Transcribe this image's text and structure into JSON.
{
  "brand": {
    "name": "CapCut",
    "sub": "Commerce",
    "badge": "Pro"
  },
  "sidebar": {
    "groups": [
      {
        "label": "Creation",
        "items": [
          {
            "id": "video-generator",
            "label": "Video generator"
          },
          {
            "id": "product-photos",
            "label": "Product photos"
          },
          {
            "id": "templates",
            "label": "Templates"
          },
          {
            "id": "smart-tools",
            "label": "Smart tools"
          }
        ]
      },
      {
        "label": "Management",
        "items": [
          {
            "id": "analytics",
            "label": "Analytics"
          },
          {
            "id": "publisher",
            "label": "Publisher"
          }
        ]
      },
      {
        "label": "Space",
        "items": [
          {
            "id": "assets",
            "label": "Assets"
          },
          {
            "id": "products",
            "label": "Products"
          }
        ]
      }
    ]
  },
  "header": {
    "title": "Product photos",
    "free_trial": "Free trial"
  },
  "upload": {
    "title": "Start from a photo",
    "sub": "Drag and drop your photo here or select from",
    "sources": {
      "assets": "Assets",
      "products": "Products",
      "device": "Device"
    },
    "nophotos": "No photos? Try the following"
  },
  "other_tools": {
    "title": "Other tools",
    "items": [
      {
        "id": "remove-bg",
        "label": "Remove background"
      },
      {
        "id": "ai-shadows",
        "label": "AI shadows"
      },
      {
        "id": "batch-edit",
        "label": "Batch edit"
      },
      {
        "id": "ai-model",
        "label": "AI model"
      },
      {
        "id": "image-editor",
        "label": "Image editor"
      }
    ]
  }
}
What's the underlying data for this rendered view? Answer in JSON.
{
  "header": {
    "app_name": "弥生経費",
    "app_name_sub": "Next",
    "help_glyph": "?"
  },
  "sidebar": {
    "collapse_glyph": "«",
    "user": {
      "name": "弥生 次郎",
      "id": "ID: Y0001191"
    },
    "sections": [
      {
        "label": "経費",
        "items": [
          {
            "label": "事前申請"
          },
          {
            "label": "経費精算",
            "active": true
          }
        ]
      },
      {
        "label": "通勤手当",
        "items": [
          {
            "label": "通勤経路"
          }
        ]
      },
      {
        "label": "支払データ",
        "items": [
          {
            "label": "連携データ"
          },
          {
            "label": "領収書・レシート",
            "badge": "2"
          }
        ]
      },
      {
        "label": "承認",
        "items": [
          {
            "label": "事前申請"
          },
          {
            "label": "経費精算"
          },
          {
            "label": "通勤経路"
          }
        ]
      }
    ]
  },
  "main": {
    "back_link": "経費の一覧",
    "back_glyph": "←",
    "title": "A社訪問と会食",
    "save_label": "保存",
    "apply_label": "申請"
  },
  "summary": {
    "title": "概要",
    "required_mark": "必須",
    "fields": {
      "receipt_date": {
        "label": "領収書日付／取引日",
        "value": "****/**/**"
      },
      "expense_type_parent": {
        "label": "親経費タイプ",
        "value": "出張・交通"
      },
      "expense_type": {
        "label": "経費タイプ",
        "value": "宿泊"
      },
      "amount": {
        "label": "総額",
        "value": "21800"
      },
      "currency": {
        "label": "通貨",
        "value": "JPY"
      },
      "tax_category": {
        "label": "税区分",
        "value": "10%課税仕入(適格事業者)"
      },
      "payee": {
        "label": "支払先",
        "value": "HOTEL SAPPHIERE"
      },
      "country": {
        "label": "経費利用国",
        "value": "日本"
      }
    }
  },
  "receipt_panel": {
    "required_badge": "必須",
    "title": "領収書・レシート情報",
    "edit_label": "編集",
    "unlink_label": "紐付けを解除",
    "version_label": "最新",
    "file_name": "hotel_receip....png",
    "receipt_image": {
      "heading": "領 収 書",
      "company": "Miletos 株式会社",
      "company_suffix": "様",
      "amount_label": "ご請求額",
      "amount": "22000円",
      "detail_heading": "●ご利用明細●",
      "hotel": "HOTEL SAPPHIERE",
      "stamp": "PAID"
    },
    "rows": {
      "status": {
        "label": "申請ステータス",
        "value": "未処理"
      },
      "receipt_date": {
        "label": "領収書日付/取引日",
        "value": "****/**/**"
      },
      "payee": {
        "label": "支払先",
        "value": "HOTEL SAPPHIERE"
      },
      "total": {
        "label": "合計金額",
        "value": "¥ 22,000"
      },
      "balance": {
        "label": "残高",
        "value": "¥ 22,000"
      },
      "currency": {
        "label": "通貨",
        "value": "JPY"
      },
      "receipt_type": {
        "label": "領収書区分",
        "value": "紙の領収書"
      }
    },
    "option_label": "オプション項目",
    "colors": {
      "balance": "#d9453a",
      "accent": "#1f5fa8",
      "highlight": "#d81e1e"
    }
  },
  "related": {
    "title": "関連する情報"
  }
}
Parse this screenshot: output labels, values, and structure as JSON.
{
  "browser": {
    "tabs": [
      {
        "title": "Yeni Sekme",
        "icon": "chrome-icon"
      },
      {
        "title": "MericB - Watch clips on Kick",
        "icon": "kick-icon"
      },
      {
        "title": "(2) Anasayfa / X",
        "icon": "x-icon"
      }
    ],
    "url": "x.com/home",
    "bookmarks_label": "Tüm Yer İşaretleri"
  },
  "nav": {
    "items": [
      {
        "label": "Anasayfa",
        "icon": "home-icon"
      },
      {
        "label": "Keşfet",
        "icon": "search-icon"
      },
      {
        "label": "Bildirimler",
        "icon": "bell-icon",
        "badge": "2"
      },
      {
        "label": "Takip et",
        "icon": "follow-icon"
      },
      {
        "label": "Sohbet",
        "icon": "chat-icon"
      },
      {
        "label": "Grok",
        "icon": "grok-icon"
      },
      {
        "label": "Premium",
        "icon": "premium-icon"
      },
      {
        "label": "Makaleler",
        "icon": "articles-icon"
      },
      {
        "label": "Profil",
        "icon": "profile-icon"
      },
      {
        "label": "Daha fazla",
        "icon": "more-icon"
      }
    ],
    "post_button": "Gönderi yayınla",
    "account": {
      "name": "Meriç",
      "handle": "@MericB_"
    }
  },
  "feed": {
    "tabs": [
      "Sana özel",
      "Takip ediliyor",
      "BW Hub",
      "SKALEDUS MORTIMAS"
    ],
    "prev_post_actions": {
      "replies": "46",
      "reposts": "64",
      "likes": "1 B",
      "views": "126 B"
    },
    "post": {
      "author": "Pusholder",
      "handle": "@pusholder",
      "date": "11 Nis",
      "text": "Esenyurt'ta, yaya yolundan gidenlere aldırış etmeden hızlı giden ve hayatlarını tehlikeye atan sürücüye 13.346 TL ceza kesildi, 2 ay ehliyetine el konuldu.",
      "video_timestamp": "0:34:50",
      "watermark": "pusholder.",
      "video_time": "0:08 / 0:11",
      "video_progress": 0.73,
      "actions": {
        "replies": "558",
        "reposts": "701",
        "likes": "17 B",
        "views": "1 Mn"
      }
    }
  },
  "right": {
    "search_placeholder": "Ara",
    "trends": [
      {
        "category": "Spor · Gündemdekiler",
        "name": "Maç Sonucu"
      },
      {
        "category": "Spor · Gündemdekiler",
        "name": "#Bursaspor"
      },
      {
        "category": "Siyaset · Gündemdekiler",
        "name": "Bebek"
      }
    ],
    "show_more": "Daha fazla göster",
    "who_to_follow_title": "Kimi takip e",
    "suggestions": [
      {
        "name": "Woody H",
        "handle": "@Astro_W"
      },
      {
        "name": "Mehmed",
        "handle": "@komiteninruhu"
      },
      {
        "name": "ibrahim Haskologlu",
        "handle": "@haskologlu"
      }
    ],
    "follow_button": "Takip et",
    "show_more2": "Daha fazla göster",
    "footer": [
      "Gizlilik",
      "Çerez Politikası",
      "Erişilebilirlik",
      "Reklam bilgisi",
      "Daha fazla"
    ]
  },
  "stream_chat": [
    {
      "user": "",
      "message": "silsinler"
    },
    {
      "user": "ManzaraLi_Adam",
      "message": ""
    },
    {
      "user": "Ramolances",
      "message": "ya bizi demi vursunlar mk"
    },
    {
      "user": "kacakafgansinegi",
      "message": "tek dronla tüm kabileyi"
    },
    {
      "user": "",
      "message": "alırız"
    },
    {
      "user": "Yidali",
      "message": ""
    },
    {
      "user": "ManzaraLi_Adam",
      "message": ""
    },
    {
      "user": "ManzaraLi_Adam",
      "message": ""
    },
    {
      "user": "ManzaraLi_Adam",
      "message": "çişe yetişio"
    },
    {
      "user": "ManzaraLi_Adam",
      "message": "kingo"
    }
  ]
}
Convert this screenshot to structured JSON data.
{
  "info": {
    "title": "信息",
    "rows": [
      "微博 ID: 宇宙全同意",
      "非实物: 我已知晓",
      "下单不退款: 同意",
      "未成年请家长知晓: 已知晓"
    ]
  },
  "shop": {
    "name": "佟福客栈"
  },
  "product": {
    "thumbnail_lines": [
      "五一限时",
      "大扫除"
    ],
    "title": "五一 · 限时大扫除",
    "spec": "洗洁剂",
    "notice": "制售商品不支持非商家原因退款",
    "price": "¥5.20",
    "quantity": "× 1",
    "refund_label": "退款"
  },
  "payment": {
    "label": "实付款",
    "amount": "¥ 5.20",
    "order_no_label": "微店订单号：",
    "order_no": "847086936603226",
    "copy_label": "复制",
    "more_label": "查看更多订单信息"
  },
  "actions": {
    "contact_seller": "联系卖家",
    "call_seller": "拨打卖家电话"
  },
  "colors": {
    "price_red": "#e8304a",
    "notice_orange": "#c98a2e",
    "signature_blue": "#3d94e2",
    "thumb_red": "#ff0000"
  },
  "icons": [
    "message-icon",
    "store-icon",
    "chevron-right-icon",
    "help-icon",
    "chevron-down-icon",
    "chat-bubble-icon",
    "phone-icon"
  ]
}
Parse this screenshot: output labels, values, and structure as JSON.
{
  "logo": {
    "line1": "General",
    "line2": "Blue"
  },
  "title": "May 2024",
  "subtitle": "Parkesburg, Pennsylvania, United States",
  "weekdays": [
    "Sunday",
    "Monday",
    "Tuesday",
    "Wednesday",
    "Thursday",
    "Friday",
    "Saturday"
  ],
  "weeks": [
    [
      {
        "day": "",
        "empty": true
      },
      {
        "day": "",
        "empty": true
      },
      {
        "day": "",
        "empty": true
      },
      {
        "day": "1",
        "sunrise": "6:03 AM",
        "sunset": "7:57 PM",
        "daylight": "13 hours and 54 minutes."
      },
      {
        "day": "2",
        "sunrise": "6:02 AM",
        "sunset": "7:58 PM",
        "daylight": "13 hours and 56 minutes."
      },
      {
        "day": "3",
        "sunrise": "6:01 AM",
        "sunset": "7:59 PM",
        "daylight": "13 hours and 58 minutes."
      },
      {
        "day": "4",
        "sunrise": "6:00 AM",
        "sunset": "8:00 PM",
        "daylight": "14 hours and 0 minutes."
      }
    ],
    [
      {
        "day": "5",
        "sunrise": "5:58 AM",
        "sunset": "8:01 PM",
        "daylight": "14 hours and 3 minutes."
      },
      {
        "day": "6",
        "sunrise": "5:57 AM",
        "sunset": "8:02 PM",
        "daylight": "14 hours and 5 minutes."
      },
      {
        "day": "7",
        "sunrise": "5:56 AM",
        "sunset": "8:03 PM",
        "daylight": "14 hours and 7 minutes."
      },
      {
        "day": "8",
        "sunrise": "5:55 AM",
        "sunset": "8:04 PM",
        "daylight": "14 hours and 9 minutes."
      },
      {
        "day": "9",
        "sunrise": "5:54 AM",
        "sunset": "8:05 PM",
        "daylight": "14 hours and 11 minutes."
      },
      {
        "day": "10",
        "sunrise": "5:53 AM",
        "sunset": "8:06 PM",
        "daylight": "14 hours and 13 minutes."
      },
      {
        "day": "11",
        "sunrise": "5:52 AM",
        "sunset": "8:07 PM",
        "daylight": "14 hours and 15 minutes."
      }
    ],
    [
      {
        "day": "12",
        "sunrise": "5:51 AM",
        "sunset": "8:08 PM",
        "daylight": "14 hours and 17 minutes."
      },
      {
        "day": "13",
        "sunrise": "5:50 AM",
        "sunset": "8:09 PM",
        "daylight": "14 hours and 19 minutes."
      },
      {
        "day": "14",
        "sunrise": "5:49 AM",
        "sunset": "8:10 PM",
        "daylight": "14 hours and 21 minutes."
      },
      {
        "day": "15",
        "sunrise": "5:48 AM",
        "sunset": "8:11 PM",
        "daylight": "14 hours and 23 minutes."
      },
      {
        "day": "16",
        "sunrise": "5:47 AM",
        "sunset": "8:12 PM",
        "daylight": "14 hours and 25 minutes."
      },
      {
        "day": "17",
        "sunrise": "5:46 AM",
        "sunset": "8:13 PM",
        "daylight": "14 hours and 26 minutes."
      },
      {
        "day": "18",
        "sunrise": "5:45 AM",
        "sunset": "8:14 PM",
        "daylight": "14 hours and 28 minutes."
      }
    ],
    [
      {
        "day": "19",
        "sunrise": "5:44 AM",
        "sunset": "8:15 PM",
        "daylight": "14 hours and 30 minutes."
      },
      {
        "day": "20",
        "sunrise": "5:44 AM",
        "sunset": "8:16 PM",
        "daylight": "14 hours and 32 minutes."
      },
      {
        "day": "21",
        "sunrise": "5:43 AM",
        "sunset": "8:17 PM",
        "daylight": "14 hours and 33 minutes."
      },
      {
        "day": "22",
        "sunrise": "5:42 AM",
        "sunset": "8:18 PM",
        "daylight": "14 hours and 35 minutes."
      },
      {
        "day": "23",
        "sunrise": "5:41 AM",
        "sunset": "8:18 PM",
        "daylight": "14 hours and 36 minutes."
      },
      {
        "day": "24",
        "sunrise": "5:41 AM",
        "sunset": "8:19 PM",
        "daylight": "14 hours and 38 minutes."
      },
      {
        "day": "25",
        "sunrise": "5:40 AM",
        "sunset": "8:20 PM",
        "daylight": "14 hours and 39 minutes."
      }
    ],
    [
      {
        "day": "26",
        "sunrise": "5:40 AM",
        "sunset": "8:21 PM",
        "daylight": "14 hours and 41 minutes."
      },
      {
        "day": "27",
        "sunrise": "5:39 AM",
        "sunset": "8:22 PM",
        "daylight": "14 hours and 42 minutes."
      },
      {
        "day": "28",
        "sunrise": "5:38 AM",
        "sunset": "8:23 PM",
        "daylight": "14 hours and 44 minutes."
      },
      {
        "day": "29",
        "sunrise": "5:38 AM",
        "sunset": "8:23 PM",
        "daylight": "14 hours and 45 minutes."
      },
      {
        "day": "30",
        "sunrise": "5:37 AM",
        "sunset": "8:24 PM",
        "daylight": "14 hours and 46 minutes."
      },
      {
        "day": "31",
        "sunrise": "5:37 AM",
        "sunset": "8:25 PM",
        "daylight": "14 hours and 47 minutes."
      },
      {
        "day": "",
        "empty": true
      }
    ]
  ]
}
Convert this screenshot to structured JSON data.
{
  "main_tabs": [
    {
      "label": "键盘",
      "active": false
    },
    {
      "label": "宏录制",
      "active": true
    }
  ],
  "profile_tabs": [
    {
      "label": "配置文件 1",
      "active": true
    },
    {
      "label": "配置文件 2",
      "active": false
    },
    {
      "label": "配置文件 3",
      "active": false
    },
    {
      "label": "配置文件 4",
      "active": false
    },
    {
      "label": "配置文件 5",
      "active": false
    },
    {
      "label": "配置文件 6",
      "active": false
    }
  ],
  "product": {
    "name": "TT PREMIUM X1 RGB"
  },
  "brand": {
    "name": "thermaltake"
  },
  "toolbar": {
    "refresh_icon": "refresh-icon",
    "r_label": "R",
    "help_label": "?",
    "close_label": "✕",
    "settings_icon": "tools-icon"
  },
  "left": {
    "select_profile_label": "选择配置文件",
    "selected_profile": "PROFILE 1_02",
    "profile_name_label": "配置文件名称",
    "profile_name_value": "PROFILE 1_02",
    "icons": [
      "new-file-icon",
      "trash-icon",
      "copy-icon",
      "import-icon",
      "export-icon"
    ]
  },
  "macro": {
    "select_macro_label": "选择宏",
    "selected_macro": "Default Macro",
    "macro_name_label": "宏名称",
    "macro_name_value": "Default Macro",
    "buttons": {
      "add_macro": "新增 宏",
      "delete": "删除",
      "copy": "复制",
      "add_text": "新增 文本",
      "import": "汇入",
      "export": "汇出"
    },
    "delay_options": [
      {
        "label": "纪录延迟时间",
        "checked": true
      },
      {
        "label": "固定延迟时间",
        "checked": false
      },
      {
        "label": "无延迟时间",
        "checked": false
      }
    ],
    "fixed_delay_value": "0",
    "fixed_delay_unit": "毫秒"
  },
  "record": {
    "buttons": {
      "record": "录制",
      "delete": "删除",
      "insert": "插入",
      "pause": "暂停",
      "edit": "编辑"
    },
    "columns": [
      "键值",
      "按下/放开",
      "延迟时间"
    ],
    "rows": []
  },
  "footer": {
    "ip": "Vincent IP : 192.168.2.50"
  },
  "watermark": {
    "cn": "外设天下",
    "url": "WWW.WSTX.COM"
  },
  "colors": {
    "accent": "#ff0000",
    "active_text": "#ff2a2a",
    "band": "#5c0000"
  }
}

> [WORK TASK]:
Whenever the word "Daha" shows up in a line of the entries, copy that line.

> [TASK RESULT]:
        "label": "Daha fazla",
    "show_more": "Daha fazla göster",
    "show_more2": "Daha fazla göster",
      "Daha fazla"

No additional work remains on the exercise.